ACTIVITY:
What is needed is the number of lines in the data below that include "Instruments", stated by itself.
● ● ● ● ● ● ●
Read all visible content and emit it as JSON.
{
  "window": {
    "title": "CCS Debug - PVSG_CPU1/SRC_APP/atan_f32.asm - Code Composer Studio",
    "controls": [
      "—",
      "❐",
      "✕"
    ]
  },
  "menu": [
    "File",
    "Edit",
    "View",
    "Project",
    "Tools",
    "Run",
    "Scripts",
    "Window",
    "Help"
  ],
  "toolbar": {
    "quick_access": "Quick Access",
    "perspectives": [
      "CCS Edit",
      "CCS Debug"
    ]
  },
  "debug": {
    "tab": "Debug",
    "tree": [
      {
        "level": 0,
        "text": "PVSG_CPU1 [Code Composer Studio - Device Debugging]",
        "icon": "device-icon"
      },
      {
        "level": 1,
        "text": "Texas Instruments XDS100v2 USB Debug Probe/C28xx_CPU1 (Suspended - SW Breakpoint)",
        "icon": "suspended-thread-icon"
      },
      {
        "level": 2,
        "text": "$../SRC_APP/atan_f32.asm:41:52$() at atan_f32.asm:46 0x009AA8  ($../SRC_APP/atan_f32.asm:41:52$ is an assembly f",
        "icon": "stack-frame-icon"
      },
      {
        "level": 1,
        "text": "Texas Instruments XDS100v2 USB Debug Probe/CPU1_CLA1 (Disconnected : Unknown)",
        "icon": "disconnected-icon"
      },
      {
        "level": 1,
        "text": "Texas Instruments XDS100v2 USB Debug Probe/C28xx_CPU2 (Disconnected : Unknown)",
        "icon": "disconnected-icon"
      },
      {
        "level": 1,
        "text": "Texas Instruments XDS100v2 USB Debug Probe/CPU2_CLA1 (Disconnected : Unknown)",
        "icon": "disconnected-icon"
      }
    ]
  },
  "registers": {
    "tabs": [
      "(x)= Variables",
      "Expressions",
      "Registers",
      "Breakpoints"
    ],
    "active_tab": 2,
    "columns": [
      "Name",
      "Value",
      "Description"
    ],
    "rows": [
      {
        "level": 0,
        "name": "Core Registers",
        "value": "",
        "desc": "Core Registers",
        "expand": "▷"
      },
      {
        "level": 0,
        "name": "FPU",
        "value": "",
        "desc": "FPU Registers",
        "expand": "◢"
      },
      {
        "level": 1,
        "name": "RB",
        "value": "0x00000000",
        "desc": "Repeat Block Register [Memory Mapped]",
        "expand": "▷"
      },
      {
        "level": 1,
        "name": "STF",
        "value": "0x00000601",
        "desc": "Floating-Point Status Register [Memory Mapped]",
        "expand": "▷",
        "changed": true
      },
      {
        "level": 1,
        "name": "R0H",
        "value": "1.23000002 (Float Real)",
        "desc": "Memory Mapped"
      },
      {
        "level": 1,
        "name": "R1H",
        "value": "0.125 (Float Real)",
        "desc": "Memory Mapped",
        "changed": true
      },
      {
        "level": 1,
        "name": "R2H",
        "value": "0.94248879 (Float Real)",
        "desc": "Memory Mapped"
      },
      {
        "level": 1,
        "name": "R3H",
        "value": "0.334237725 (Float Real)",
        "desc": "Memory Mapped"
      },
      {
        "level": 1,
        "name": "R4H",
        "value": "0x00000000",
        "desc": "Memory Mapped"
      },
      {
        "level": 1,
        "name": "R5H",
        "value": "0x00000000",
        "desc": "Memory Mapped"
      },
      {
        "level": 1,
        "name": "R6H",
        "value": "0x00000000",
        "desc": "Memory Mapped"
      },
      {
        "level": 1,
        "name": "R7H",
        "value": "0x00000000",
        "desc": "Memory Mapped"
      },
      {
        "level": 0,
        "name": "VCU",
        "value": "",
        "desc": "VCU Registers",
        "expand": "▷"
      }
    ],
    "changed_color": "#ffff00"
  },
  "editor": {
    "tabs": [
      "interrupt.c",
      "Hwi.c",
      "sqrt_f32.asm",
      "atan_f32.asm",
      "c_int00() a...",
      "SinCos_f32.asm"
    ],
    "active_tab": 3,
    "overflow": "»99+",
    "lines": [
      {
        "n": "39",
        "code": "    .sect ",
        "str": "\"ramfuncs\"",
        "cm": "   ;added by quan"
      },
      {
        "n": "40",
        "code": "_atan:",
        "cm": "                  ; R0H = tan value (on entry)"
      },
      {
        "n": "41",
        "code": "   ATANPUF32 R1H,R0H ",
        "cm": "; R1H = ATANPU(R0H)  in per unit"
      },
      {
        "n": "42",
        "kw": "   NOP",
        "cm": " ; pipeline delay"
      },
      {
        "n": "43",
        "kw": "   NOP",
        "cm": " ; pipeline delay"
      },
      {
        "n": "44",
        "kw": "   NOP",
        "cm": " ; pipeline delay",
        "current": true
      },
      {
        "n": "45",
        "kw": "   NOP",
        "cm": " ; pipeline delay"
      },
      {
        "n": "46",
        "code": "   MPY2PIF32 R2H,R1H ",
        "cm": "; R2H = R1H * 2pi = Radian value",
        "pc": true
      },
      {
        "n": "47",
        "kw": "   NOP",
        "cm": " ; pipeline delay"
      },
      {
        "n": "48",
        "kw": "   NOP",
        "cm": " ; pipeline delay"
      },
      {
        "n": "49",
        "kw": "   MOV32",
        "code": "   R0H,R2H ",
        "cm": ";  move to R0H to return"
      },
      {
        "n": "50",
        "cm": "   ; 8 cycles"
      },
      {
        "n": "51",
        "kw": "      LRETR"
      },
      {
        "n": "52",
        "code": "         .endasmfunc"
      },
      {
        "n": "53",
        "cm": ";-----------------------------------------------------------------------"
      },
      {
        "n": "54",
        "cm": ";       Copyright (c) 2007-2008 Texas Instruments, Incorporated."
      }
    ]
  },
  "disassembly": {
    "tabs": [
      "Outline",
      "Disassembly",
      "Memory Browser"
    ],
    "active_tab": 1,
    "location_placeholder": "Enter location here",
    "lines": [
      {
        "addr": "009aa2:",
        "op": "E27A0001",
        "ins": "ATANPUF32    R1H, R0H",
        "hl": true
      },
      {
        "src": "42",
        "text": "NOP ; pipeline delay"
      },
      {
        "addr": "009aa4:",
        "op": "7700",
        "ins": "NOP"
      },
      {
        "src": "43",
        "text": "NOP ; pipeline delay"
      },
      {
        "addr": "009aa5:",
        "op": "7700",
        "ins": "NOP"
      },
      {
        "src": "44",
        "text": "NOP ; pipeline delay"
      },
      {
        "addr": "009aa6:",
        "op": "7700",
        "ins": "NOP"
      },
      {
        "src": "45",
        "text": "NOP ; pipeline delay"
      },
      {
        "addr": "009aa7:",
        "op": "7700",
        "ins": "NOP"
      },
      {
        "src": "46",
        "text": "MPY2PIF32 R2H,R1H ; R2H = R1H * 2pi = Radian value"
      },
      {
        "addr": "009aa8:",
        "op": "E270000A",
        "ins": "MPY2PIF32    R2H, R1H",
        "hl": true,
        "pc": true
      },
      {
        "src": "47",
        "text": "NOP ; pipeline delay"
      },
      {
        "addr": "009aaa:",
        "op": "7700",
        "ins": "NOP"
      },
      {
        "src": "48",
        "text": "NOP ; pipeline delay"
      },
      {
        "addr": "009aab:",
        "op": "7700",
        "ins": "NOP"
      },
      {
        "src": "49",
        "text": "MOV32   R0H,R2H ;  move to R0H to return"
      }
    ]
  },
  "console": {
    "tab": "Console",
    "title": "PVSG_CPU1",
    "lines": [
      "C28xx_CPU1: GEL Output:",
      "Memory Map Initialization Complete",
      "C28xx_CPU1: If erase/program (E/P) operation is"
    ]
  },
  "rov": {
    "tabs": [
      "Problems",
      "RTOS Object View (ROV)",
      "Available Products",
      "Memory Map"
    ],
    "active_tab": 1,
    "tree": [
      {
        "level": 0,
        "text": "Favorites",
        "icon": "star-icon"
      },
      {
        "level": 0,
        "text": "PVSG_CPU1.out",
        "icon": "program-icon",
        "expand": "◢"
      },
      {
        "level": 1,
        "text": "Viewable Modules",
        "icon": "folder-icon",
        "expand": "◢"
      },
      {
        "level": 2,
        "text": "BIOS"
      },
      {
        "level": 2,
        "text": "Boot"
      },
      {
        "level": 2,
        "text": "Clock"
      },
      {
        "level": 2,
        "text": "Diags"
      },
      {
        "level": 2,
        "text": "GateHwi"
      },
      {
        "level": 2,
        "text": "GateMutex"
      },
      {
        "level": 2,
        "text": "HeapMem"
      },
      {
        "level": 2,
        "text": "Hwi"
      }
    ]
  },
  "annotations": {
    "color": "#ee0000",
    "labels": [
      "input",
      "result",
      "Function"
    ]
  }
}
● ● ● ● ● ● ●
PROBLEM SOLUTION:
5